Karl Burkheimer

Hallie Ford Fellow in the Visual Arts 2016

On This Page

Karl Burkheimer Photo: Harold Hutchinson

Media: Sculpture, architectural installation.

Currently: Practicing artist and a Professor and Chair of the MFA in Craft at the Oregon College of Art and Craft (OCAC), living and working in Portland, Ore.

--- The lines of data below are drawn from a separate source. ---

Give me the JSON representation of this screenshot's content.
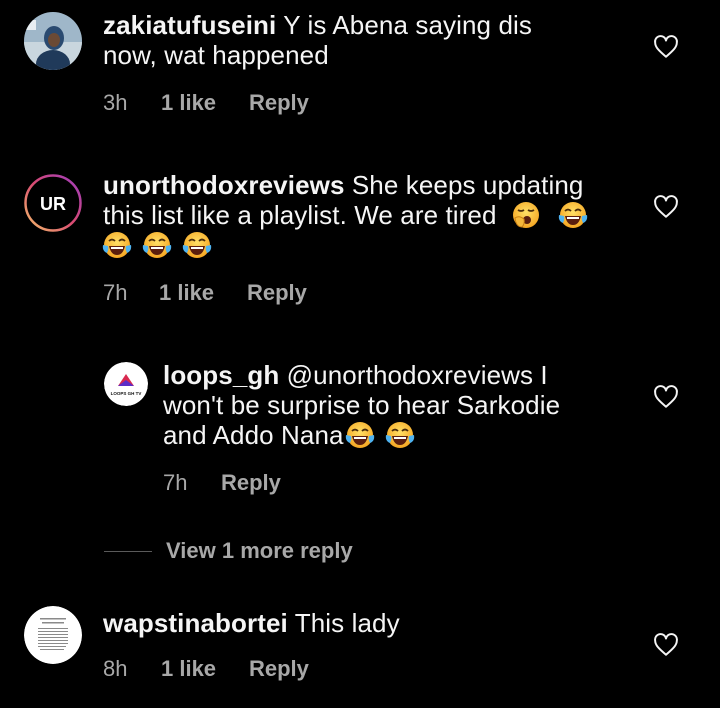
{
  "comments": [
    {
      "username": "zakiatufuseini",
      "line1": " Y is Abena saying dis",
      "line2": "now, wat happened",
      "time": "3h",
      "likes": "1 like",
      "reply": "Reply"
    },
    {
      "username": "unorthodoxreviews",
      "line1": " She keeps updating",
      "line2": "this list like a playlist. We are tired",
      "time": "7h",
      "likes": "1 like",
      "reply": "Reply",
      "avatar_text": "UR"
    },
    {
      "username": "wapstinabortei",
      "line1": " This lady",
      "time": "8h",
      "likes": "1 like",
      "reply": "Reply"
    }
  ],
  "reply": {
    "username": "loops_gh",
    "line1": " @unorthodoxreviews I",
    "line2": "won't be surprise to hear Sarkodie",
    "line3": "and Addo Nana",
    "time": "7h",
    "reply": "Reply",
    "avatar_text": "LOOPS GH TV"
  },
  "view_more": "View 1 more reply",
  "icons": {
    "heart": "heart-outline-icon",
    "laugh": "face-with-tears-of-joy-icon",
    "yawn": "yawning-face-icon"
  },
  "colors": {
    "background": "#000000",
    "text": "#f5f5f5",
    "meta": "#a8a8a8"
  }
}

Background: Prior to joining OCAC’s faculty, he taught at the Virginia Commonwealth University's branch campus in Qatar. He has also worked with students and faculty from the University of Manitoba as a guest artist for service learning studios in Turkey and Africa. His artistic practice is founded on an interest in labor and skill, reflecting many years of personal experience building objects and environments for both artistic and utilitarian purposes. His work has been exhibited nationally, including recent exhibitions in Seattle, Wash.; at the American Academy of Arts and Letters in New York; the Museum of Contemporary Craft in Portland, Ore.; the Society for Contemporary Craft in Pittsburgh, Penn.; and the Portland Art Museum. His critical writing has been published in Ceramic Monthly, and he has received several awards of recognition as well as institutional funding, a 2012 individual Artist Fellowship from the Oregon Arts Commission, a 2014 Opportunity Grant from The Ford Family Foundation and Oregon Arts Commission, a finalist for the 2013 Contemporary Northwest Art Awards at the Portland Art Museum, a 2013 U.S.-Japan Creative Artist Fellowship, and the OCAC Faculty Achievement award in 2014. He is sought after as a visiting artist and guest lecturer in Oregon, the United States and abroad. Karl earned an MFA from the Department of Crafts and Material Studies at Virginia Commonwealth University and a Bachelor of Environmental Design in Architecture from North Carolina State University.

Artist Quote: “My students hold a mirror to my artistic growth. They silently ask me to reflect upon my practiced rhetoric, requiring that I also risk failure, striving beyond the known and learning by doing.” 

Share this: